┏━━

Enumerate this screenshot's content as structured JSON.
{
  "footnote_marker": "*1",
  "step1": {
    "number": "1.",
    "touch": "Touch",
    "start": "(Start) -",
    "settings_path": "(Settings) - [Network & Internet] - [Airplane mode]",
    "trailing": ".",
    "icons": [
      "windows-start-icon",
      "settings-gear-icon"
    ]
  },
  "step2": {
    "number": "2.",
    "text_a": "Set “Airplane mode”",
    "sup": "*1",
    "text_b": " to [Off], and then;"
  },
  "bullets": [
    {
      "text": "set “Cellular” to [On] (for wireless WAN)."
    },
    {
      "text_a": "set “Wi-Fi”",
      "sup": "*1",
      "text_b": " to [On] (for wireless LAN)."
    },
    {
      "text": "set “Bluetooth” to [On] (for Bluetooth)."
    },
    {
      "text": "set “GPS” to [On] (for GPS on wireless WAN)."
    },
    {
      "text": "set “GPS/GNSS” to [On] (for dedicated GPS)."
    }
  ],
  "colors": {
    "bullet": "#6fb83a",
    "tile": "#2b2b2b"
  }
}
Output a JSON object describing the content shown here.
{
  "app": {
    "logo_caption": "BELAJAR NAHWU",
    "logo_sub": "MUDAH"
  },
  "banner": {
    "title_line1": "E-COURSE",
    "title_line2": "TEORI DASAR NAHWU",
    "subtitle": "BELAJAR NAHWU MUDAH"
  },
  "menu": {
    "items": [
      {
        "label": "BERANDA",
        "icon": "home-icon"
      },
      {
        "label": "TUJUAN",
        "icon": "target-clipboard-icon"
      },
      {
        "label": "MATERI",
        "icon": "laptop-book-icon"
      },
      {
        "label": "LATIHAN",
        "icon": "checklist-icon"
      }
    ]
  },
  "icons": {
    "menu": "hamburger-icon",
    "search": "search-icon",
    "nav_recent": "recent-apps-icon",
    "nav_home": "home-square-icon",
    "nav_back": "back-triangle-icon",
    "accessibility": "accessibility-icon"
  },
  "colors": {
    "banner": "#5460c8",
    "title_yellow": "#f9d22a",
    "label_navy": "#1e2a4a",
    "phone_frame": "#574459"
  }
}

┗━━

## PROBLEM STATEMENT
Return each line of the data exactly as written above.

## EXERCISE ANSWER
Enumerate this screenshot's content as structured JSON.
{
  "footnote_marker": "*1",
  "step1": {
    "number": "1.",
    "touch": "Touch",
    "start": "(Start) -",
    "settings_path": "(Settings) - [Network & Internet] - [Airplane mode]",
    "trailing": ".",
    "icons": [
      "windows-start-icon",
      "settings-gear-icon"
    ]
  },
  "step2": {
    "number": "2.",
    "text_a": "Set “Airplane mode”",
    "sup": "*1",
    "text_b": " to [Off], and then;"
  },
  "bullets": [
    {
      "text": "set “Cellular” to [On] (for wireless WAN)."
    },
    {
      "text_a": "set “Wi-Fi”",
      "sup": "*1",
      "text_b": " to [On] (for wireless LAN)."
    },
    {
      "text": "set “Bluetooth” to [On] (for Bluetooth)."
    },
    {
      "text": "set “GPS” to [On] (for GPS on wireless WAN)."
    },
    {
      "text": "set “GPS/GNSS” to [On] (for dedicated GPS)."
    }
  ],
  "colors": {
    "bullet": "#6fb83a",
    "tile": "#2b2b2b"
  }
}
Output a JSON object describing the content shown here.
{
  "app": {
    "logo_caption": "BELAJAR NAHWU",
    "logo_sub": "MUDAH"
  },
  "banner": {
    "title_line1": "E-COURSE",
    "title_line2": "TEORI DASAR NAHWU",
    "subtitle": "BELAJAR NAHWU MUDAH"
  },
  "menu": {
    "items": [
      {
        "label": "BERANDA",
        "icon": "home-icon"
      },
      {
        "label": "TUJUAN",
        "icon": "target-clipboard-icon"
      },
      {
        "label": "MATERI",
        "icon": "laptop-book-icon"
      },
      {
        "label": "LATIHAN",
        "icon": "checklist-icon"
      }
    ]
  },
  "icons": {
    "menu": "hamburger-icon",
    "search": "search-icon",
    "nav_recent": "recent-apps-icon",
    "nav_home": "home-square-icon",
    "nav_back": "back-triangle-icon",
    "accessibility": "accessibility-icon"
  },
  "colors": {
    "banner": "#5460c8",
    "title_yellow": "#f9d22a",
    "label_navy": "#1e2a4a",
    "phone_frame": "#574459"
  }
}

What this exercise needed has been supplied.